The study has also been criticised as unethical
A study in which fish oil was given to pupils in County Durham has been dismissed as "laughably incompetent".
Durham County Council said children who took the Omega-3 supplements during the school year performed better in exams.
It claimed out of 3,000 students who took part, almost a third showed significant improvements in GCSEs.
Dr Ben Goldacre said it was bad science because there was no separate study of pupils not taking fish oil. The council admits the trial was not definitive.
Dr Goldacre, an award-winning medical writer, said: "I think it is a laughably incompetent analysis of a laughably incompetent piece of research.
"In my view it is unethical to perform incompetent research on children in this way."
However Dr Goldacre added that just because the study was poorly conducted, that did not mean there was no benefit to taking fish oil supplements.
"I do think it's possible that fish oils might be helpful to improve school performance in children."
Dave Ford, from the council's children and young people's services department, carried out the initiative with the help of an educational psychologist.
They matched students who showed improved results to those, of similar abilities and backgrounds, who did not take the tablets.
However, the council explained that there was no controlled study of those children who were not given supplements as part of the study, which took place in the school year ending in summer 2007.
Mr Ford said: "This study has produced some interesting and possibly exciting issues that could be the basis for future scientific trials.
"There seem to be some very clear indications that pupils taking the supplement do significantly better."
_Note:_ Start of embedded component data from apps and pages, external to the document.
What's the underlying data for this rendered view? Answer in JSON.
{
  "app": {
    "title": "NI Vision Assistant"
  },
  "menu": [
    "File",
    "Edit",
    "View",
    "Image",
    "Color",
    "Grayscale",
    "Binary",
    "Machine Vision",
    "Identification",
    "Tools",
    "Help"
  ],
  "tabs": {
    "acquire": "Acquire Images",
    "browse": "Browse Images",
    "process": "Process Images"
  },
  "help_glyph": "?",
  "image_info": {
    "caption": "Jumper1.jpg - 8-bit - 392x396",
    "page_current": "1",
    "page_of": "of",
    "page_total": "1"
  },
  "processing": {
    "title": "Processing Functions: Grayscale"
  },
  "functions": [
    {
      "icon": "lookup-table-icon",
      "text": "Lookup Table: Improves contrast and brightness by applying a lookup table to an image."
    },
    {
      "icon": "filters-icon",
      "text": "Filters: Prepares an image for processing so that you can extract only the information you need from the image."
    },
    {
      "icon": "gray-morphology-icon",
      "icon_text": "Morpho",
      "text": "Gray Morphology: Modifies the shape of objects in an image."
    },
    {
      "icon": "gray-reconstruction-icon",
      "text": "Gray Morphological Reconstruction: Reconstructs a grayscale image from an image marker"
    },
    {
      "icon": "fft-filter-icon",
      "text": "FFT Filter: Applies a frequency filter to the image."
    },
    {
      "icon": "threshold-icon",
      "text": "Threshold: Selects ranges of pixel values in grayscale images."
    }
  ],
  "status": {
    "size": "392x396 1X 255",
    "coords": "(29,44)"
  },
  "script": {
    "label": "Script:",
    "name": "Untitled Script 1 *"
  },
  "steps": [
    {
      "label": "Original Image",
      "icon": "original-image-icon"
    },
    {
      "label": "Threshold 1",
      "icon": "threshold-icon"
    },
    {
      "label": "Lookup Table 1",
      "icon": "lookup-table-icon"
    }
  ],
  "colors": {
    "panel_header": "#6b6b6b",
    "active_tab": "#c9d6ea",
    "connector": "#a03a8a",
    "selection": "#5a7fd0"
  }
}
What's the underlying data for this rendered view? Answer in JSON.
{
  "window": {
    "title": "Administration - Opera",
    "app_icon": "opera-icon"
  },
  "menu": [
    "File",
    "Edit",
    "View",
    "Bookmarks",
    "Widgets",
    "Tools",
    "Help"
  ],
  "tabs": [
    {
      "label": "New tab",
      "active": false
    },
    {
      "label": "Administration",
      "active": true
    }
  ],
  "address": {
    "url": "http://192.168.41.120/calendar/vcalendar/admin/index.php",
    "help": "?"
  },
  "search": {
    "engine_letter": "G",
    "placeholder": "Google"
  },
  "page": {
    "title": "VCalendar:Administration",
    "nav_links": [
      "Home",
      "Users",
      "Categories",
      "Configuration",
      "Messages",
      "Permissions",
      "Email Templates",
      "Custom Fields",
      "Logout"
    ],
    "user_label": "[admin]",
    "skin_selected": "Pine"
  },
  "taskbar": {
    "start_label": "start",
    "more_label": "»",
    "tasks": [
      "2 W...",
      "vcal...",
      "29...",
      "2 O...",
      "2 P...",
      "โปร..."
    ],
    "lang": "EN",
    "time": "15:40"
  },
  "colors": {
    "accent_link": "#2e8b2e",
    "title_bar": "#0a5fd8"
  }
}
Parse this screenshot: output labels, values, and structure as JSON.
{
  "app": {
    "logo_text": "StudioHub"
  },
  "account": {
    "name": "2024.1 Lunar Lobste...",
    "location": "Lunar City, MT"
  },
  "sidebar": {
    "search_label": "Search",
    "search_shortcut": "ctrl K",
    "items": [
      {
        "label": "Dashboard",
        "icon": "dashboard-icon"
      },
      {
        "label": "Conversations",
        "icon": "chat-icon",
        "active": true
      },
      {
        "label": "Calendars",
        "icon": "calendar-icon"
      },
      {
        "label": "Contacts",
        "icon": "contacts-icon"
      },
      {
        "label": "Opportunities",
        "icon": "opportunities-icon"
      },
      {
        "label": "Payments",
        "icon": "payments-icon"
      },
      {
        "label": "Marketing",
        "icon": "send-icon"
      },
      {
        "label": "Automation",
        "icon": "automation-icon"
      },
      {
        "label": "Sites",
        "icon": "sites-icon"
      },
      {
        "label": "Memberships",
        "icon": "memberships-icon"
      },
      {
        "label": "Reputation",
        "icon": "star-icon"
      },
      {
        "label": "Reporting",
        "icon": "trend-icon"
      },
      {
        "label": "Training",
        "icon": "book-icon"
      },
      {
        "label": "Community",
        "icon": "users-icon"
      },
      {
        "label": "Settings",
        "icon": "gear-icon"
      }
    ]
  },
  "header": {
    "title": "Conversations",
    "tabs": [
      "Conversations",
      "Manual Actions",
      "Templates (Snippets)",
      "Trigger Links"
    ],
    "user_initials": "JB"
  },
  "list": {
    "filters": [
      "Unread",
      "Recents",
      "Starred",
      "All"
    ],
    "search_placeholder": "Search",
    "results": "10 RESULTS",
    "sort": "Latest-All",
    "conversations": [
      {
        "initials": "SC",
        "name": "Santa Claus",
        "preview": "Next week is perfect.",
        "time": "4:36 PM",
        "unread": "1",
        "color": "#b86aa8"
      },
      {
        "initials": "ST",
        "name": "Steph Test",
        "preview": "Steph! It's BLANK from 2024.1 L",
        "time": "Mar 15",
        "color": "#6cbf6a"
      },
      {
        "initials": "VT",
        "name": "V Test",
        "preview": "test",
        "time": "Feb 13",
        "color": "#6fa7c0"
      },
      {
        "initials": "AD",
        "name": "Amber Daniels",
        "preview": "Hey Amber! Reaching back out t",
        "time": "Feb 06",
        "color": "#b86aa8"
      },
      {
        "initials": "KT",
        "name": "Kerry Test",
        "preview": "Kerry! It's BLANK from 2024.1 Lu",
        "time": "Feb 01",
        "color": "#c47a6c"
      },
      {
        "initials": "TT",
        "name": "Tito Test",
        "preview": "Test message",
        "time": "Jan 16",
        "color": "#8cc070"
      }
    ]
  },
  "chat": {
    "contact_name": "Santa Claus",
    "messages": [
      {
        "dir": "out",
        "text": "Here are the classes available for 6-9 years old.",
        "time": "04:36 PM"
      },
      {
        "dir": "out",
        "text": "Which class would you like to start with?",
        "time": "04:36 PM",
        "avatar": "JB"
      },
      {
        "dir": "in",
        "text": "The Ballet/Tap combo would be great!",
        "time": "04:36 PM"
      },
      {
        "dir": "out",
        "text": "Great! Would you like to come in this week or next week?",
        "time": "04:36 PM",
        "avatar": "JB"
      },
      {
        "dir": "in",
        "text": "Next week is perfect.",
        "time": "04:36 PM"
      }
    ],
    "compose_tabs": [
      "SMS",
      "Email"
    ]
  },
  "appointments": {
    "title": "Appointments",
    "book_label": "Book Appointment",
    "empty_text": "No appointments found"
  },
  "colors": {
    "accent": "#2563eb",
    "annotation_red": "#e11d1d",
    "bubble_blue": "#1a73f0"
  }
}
Mr Ford added that the council made no claim the results of its GCSE study could be attributed to Omega-3 supplements alone.